When my senses could hold no more sensations, I sat up and retrieved the foil pack. It was still oven-warm, the tarts soft and light in my hand. Aymur was right, it was an amazing peach tart. I wanted to scarf both of them down in a sticky, sweet minute, but I only ate half of one and re-stowed them.
My new rucksack should have been quite full with all I had stuffed inside, yet plenty of room remained, and it wasn’t heavy to carry at all. Bespelled again? Most likely, but I wasn’t complaining. This magic here certainly had its advantages. Ungifted though I was, I would employ it in the forms I could!
After a brief nap, I stretched and faced upstream, toward the mill. No sound of giant stones grinding together reached me, only that of splishing water, so perhaps it was a wool or textile mill.
Beyond that, the river widened way out into a pond, or a bay, if such could be on a river. I heard shouts every once in a while, and could see patches of color moving around, which I assumed to be people. They appeared to be moving around in familiar patterns, and then I saw a large boat—a barge?—creep into the middle of the bay. It was a large, flat vessel poled on either side by a man, away from me and the mill. Then a team of horses, big draft horses, emerged from the shade of a copse of trees on either bank. There must be another town upstream that they were returning to. Rennay had mentioned somewhere called Sawyerset on the road to Irillo, perhaps I would find out tomorrow.
I watched the activity upstream for a while and decided it must be a wood mill, which only made sense with Cragbend being the Arborea Seat, and the predominance of wooden construction everywhere. Occasionally I caught a slight scent of wood shavings, or burning wood, so that must be it. But where there didn’t appear to be electricity here, it would all be hand-sawn work, or magic. Like the woodworker with the carriages. Yes, magic.
I indulged in a quiet couple of hours by the river before heading back to Rosewood Manor.
As I crossed the bridge over the river, I saw three young children under the bridge, catching frogs and squeezing them to make them turn colors.
It was actually quite entertaining. I stopped on the bridge to watch them. The frogs were great fat things, and when squeezed, if they didn’t belch or emit fecal material to the boys’ delight, they turned any random shade of color. And if they were squeezed again, the color would change.
I’ll leave it here for now, the day isn’t over, but my trip to town is. See you next episode!~

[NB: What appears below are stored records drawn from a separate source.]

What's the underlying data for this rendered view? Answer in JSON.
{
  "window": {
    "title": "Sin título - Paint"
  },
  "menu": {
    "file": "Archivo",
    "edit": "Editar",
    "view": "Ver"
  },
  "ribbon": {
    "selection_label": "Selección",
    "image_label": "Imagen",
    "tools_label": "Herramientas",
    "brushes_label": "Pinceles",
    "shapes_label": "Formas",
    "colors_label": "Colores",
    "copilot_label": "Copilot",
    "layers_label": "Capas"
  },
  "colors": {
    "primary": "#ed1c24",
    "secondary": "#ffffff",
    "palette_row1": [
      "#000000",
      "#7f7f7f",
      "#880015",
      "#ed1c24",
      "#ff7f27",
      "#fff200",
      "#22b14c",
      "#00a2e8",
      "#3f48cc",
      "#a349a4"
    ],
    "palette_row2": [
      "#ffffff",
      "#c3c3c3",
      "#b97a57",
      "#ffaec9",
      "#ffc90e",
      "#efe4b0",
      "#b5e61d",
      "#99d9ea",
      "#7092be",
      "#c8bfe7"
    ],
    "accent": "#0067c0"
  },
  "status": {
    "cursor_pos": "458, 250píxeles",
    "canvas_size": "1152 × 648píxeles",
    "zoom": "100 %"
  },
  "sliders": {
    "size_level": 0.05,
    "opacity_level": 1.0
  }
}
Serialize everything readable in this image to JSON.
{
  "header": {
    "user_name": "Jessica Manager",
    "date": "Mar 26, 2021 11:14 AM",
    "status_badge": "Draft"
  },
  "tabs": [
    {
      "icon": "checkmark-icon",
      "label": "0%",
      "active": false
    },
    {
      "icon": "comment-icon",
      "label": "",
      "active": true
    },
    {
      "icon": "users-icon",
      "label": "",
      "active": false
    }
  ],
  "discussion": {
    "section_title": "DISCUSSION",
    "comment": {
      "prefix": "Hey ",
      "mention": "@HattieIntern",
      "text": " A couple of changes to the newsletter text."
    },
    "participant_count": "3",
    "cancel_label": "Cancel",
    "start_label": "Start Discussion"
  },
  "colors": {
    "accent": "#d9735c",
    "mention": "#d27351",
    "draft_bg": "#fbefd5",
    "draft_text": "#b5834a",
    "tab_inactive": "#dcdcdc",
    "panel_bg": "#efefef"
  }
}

A backpack that never fills up? What student couldn’t use that? I do wish it could have crossed back with me. The heated foil was super handy too, you could have warm bread whenever you wanted. Would you have done anything different in a new town? Comment below and let me know.
In some other news, Quill & Orb Press, (the fiction part of my word services business), is ready to do developmental edits and copyediting for YOU! Fantasy, paranormal, YA, historical fiction, and other genres welcome.
Are you an Indie author? I’d love to work with you!
Click here for a list of genres I review, and other services I offer:
Want more info about life in Huphaea? Sign up for Collata⚡, The Collection of Huphaea newsletter! Nightingales get some more inside bits about my time in Huphaea, and other news on my writing and related interests. Once a month, so no cluttered inboxes, just a snippet here and there. Join the Nightingales, Eleanorah’s troupe!